→ **What you should do**
The answer should consist of each line from the data below that includes "handle".

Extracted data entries
● ● ● ●

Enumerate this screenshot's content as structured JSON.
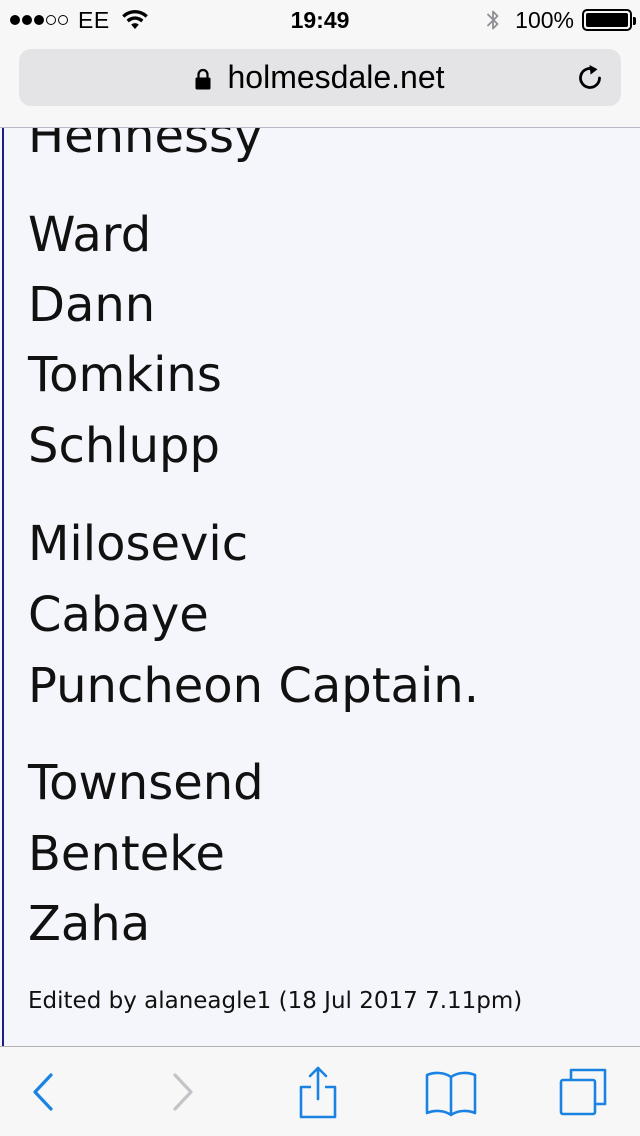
{
  "status_bar": {
    "carrier": "EE",
    "time": "19:49",
    "battery_percent": "100%",
    "signal_bars_filled": 3,
    "signal_bars_total": 5
  },
  "url_bar": {
    "domain": "holmesdale.net",
    "secure": true
  },
  "post": {
    "lines": [
      "Hennessy",
      "Ward",
      "Dann",
      "Tomkins",
      "Schlupp",
      "Milosevic",
      "Cabaye",
      "Puncheon Captain.",
      "Townsend",
      "Benteke",
      "Zaha"
    ],
    "edited_note": "Edited by alaneagle1 (18 Jul 2017 7.11pm)"
  },
  "toolbar": {
    "icons": [
      "back-icon",
      "forward-icon",
      "share-icon",
      "bookmarks-icon",
      "tabs-icon"
    ],
    "accent_color": "#1a82e2",
    "disabled_color": "#c4c4c8"
  }
}
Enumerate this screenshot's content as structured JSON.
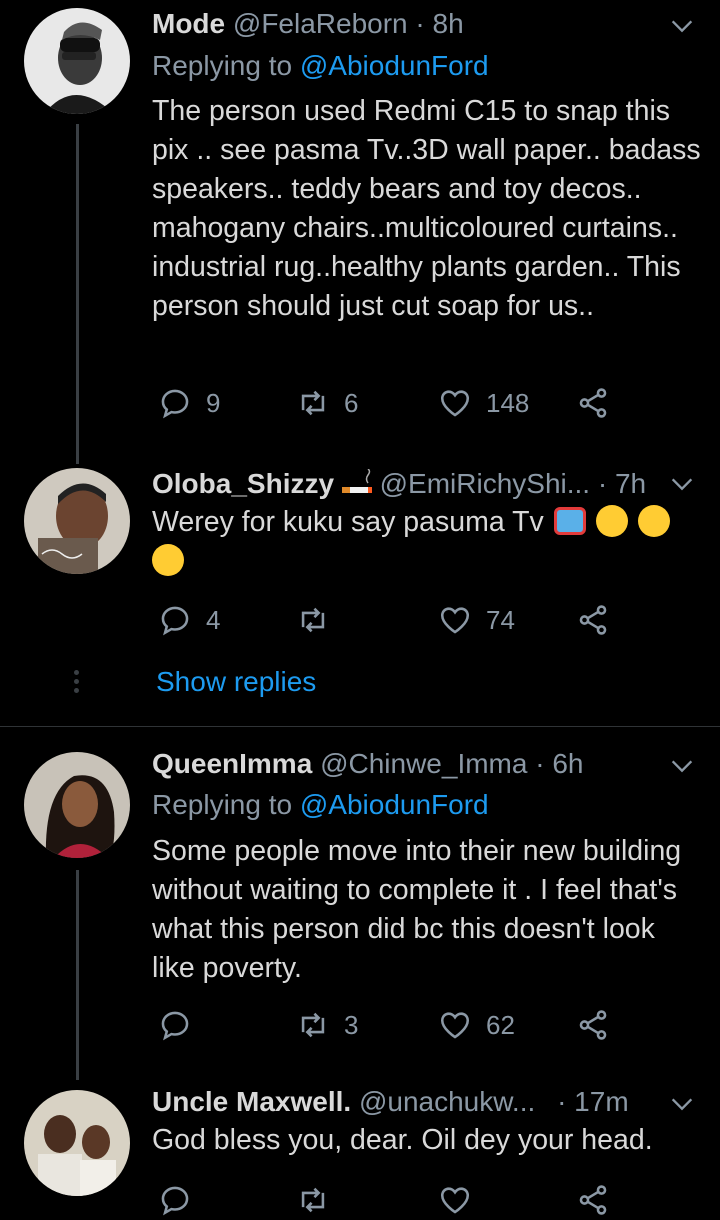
{
  "tweets": [
    {
      "name": "Mode",
      "handle": "@FelaReborn",
      "sep": "·",
      "time": "8h",
      "replying_prefix": "Replying to ",
      "replying_to": "@AbiodunFord",
      "text": "The person used Redmi C15 to snap this pix .. see pasma Tv..3D wall paper.. badass speakers.. teddy bears and toy decos.. mahogany chairs..multicoloured curtains.. industrial rug..healthy plants garden.. This person should just cut soap for us..",
      "reply_count": "9",
      "retweet_count": "6",
      "like_count": "148"
    },
    {
      "name": "Oloba_Shizzy",
      "handle": "@EmiRichyShi...",
      "sep": "·",
      "time": "7h",
      "text": "Werey for kuku say pasuma Tv",
      "emojis": [
        "tv-emoji",
        "tears-of-joy-emoji",
        "tears-of-joy-emoji",
        "tears-of-joy-emoji"
      ],
      "reply_count": "4",
      "retweet_count": "",
      "like_count": "74",
      "show_replies": "Show replies"
    },
    {
      "name": "QueenImma",
      "handle": "@Chinwe_Imma",
      "sep": "·",
      "time": "6h",
      "replying_prefix": "Replying to ",
      "replying_to": "@AbiodunFord",
      "text": "Some people move into their new building without waiting to complete it . I feel that's what this person did bc this doesn't look like poverty.",
      "reply_count": "",
      "retweet_count": "3",
      "like_count": "62"
    },
    {
      "name": "Uncle Maxwell.",
      "handle": "@unachukw...",
      "sep": "·",
      "time": "17m",
      "text": "God bless you, dear. Oil dey your head.",
      "reply_count": "",
      "retweet_count": "",
      "like_count": ""
    }
  ],
  "colors": {
    "background": "#000000",
    "text": "#d9d9d9",
    "secondary": "#8b98a5",
    "link": "#1d9bf0",
    "divider": "#2f3336"
  }
}
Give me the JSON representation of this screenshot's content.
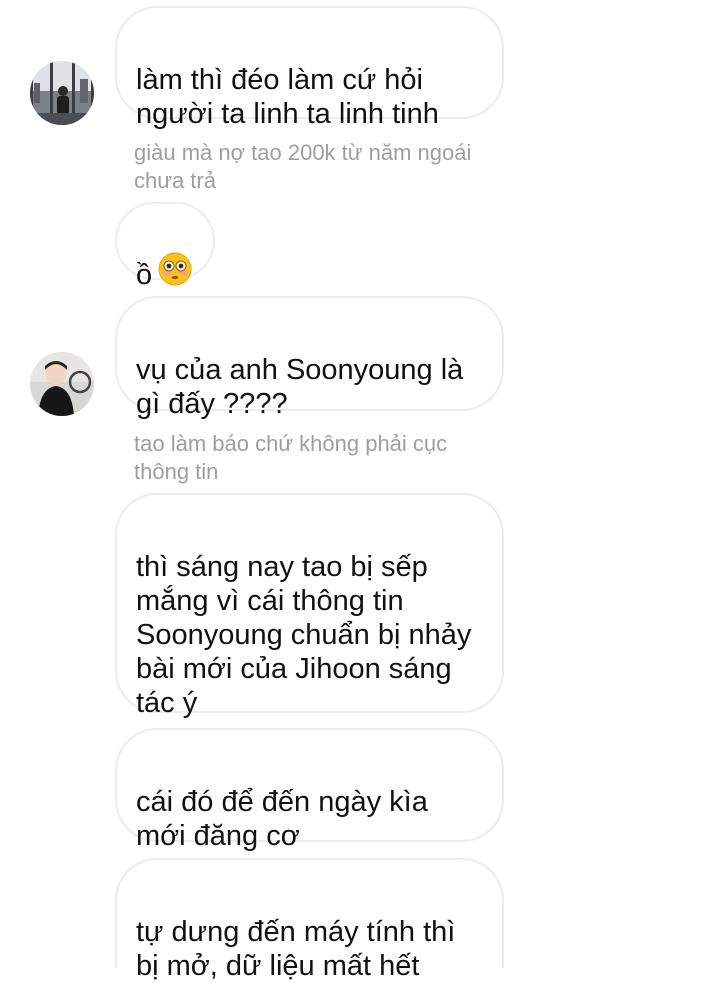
{
  "conversation": {
    "messages": [
      {
        "text": "làm thì đéo làm cứ hỏi\nngười ta linh ta linh tinh"
      },
      {
        "reply_context": "giàu mà nợ tao 200k từ năm ngoái\nchưa trả",
        "text": "ồ",
        "emoji": "flushed-face-emoji"
      },
      {
        "text": "vụ của anh Soonyoung là\ngì đấy ????"
      },
      {
        "reply_context": "tao làm báo chứ không phải cục\nthông tin",
        "text": "thì sáng nay tao bị sếp\nmắng vì cái thông tin\nSoonyoung chuẩn bị nhảy\nbài mới của Jihoon sáng\ntác ý"
      },
      {
        "text": "cái đó để đến ngày kìa\nmới đăng cơ"
      },
      {
        "text": "tự dưng đến máy tính thì\nbị mở, dữ liệu mất hết"
      }
    ]
  },
  "colors": {
    "bubble_border": "#ececec",
    "reply_text": "#9e9e9e",
    "message_text": "#111111"
  }
}
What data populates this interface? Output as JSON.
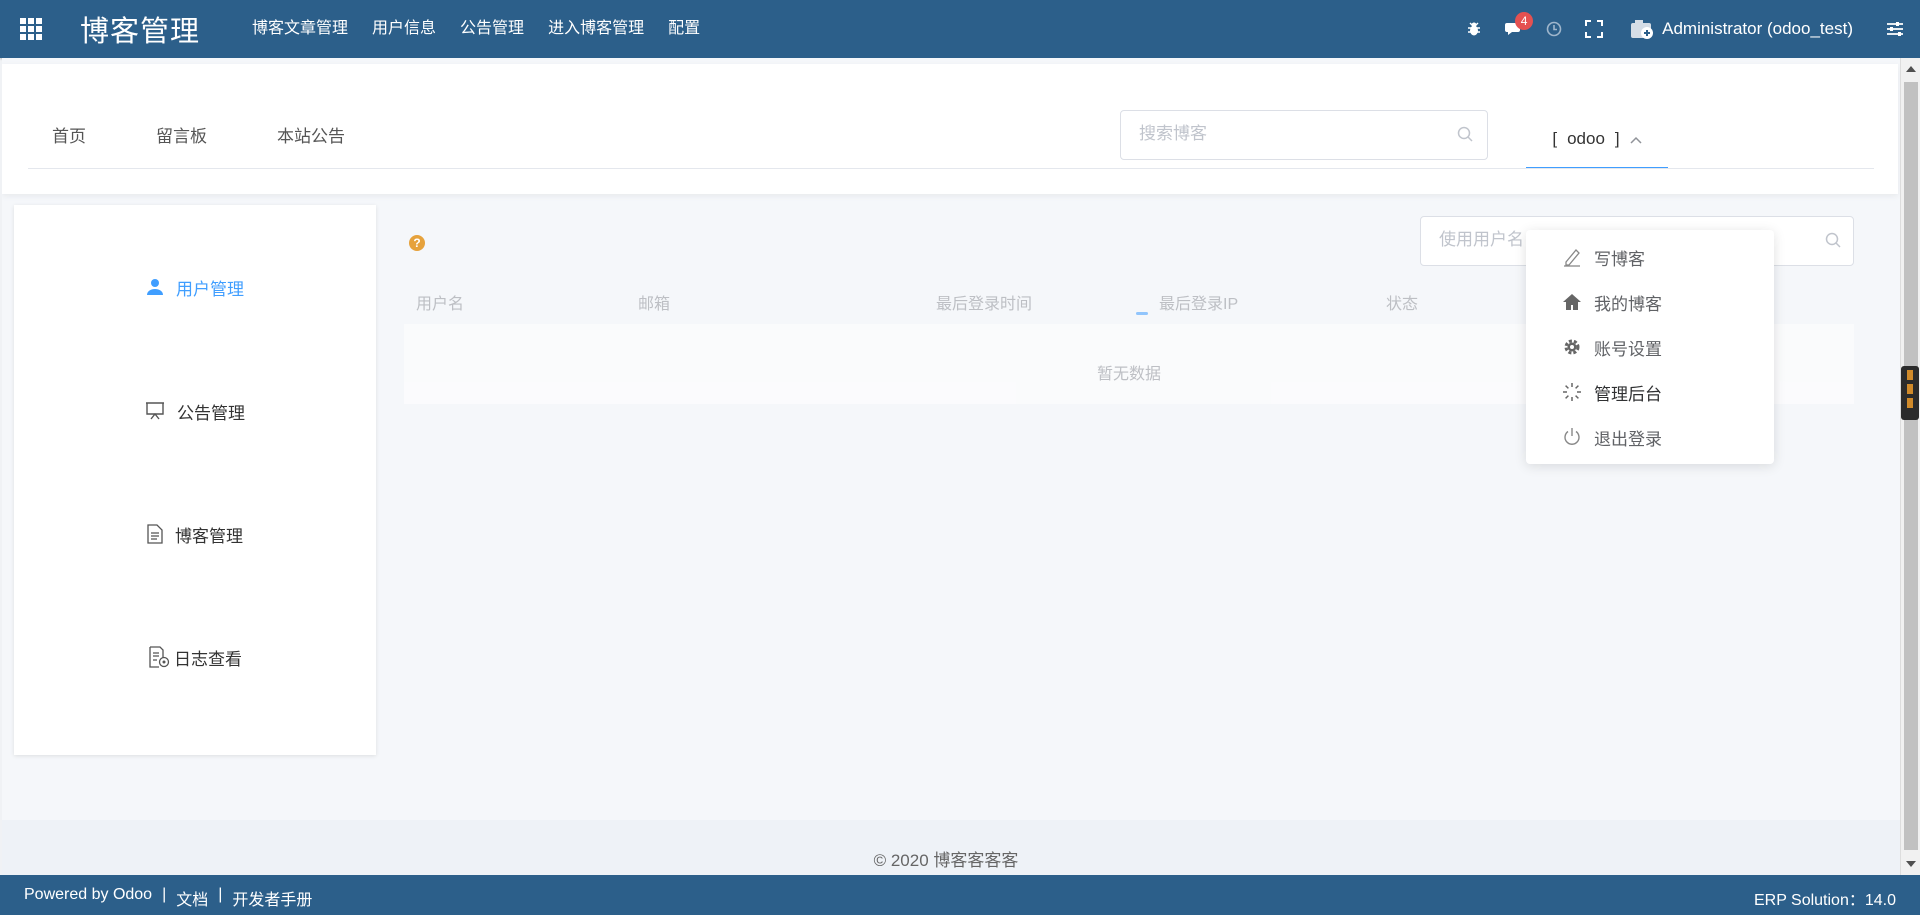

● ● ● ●

→ **Output**
      "handle": "@FelaReborn",
      "handle": "@EmiRichyShi...",
      "handle": "@Chinwe_Imma",
      "handle": "@unachukw...",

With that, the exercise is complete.